    • Brandon

      When Leah said

      These data aren’t a rebuttal to anyone who opposes doctor-assisted suicide for all people

      I think that made it pretty clear that this wasn’t the end of discussion on the matter. Perhaps you should read #3 over again if you’re under the impression that she thinks the entire argument hinges on a single study.

      • I don’t see the connection between the sentence you quoted and the conclusion you seem to draw from it.

        As far as I get it, Leah is in favor of legalized assisted suicide. The sentence you quoted acknowledges other reasons to oppose her position if the result she cites is true. It doesn’t tell us anything about other reasons to support her position if the result is false. There is no necessary symmetry here; the existence of other opposing reasons neither necessitates nor precludes the existence of other supporting reasons.

        Following your suggestion, I actually have carefully reread #3 several times. To the best of my understanding it is simply silent on the question I asked. It is, of course, quite possible that her support of assisted suicide doesn’t hinge on this result. But it is equally possible that it does. I’m not under any impression either way. I simply don’t know, which is why I asked in the first place.

  • Dear Mrs,

    To promote skepticism/critical thinking I wrote some questions for the Christian believer. Are you able to put the link to these questions at your blog.

    Thank you very much,

    Piet – Rotterdam – Netherlands.

    The original questions

    The translation

  • deiseach

    What concerned me about the situation in the Netherlands was not so much voluntary euthanasia (patients requesting their doctors to help them end their lives) as anecdotes that seemed to indicate some doctors were a bit too enthusiastic in interpreting the ‘good of their patients’.

    I know, anecdotes are not data, but I do remember one account where under anonymity, a doctor admitted to hastening the end of life for certain patients who had not requested it on the grounds – in one case, an elderly nun – that “her religion prevents her from asking me” and in another that if the person were competent, they would request it.

    Again, I don’t know how true these kinds of stories are, but that is the attitude that worries me: not so much that John and Jane Citizen will suddenly demand living wills and power to end their lives, but that hospitals and nursing homes will consider the drain on resources and under the aegis of compassion shuffle people off faster than nature.

    Stories like this one in the “Guardian” newspaper and reports in “Private Eye” magazine in England, where care workers or social workers in a home issued “Do not resuscitate” orders for a Down’s Syndrome teenager in care, without either the knowledge or consent of the family.

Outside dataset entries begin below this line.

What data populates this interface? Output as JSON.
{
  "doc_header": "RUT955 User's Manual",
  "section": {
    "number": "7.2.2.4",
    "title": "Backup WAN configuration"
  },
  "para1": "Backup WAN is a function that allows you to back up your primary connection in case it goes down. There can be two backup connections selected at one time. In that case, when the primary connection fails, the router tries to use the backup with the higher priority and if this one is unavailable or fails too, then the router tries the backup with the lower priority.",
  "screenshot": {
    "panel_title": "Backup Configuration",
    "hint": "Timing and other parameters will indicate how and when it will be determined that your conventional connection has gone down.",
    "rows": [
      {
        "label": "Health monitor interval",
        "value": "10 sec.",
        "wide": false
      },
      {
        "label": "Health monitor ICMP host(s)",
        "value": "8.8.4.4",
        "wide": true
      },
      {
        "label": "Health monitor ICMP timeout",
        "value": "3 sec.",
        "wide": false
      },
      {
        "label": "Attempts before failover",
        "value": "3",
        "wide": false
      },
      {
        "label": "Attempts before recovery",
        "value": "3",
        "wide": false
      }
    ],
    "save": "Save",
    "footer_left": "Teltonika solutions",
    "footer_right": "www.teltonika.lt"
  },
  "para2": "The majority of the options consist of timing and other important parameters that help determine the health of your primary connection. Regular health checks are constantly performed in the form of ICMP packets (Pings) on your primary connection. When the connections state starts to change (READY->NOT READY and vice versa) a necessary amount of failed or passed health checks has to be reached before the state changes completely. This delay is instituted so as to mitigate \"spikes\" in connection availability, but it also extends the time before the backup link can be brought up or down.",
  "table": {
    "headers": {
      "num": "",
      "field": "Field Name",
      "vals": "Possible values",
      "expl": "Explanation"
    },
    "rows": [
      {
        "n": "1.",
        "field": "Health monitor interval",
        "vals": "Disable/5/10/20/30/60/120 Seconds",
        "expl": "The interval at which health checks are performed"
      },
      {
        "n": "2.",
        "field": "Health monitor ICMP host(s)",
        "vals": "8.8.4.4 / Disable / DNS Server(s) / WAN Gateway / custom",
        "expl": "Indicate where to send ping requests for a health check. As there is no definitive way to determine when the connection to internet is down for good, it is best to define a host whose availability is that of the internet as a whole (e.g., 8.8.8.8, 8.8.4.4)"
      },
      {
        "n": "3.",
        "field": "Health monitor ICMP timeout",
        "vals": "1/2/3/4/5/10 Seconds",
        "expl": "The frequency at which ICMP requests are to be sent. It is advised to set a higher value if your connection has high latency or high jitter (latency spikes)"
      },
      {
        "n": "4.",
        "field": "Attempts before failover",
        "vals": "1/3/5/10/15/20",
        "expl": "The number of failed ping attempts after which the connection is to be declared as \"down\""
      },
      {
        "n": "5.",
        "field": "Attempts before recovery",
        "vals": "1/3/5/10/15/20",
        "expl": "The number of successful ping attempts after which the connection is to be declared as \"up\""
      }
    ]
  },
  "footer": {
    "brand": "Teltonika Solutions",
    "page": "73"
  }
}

Or questions that the Liverpool Care Pathway (a protocol for end-of-life management in hospitals) in some instances is misused , particularly when decisions are being made not by medical personnel but by “ethics officers” or hospital management.